◆ **REQUIREMENT**
What follows is a set of entries. Give them again exactly, without the pictures.

Records from a collection:
......
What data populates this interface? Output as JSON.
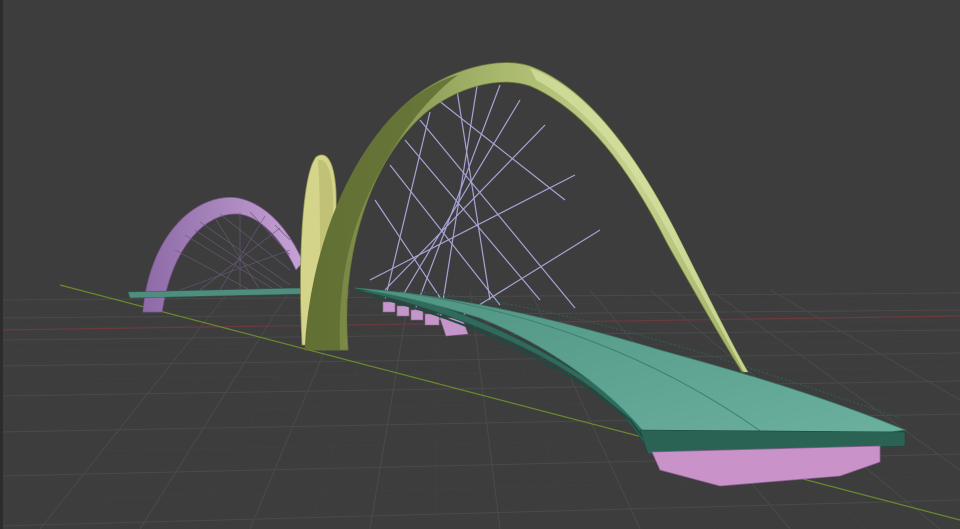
{
  "app": {
    "view": "3D viewport",
    "shading": "solid",
    "object_names": [
      "arch-main",
      "arch-secondary",
      "arch-far",
      "deck",
      "pier",
      "hangers",
      "railing"
    ]
  },
  "colors": {
    "background": "#3d3d3d",
    "grid_minor": "#444444",
    "grid_major": "#4b4b4b",
    "axis_x": "#7a3f44",
    "axis_y": "#6e8a2f",
    "arch_main_light": "#c4d08c",
    "arch_main_dark": "#7b8a45",
    "arch_secondary": "#d3d48b",
    "arch_far": "#b58fc9",
    "deck_top": "#5ea493",
    "deck_side": "#2f6a5c",
    "pier": "#c894c9",
    "hangers": "#a5a2d2"
  }
}
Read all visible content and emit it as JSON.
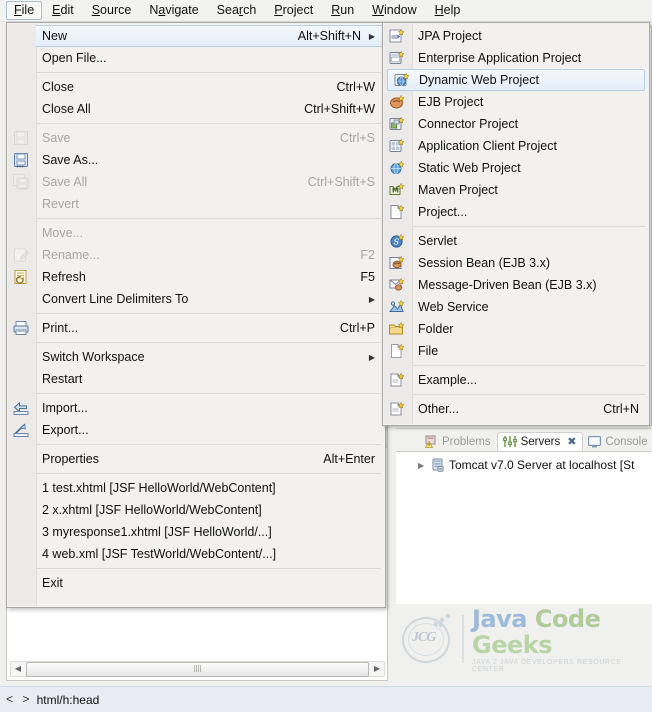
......
◆ **RESULT OF THE EXERCISE**
What data populates this interface? Output as JSON.
{
  "app": {
    "view": "3D viewport",
    "shading": "solid",
    "object_names": [
      "arch-main",
      "arch-secondary",
      "arch-far",
      "deck",
      "pier",
      "hangers",
      "railing"
    ]
  },
  "colors": {
    "background": "#3d3d3d",
    "grid_minor": "#444444",
    "grid_major": "#4b4b4b",
    "axis_x": "#7a3f44",
    "axis_y": "#6e8a2f",
    "arch_main_light": "#c4d08c",
    "arch_main_dark": "#7b8a45",
    "arch_secondary": "#d3d48b",
    "arch_far": "#b58fc9",
    "deck_top": "#5ea493",
    "deck_side": "#2f6a5c",
    "pier": "#c894c9",
    "hangers": "#a5a2d2"
  }
}
Read all visible content and emit it as JSON.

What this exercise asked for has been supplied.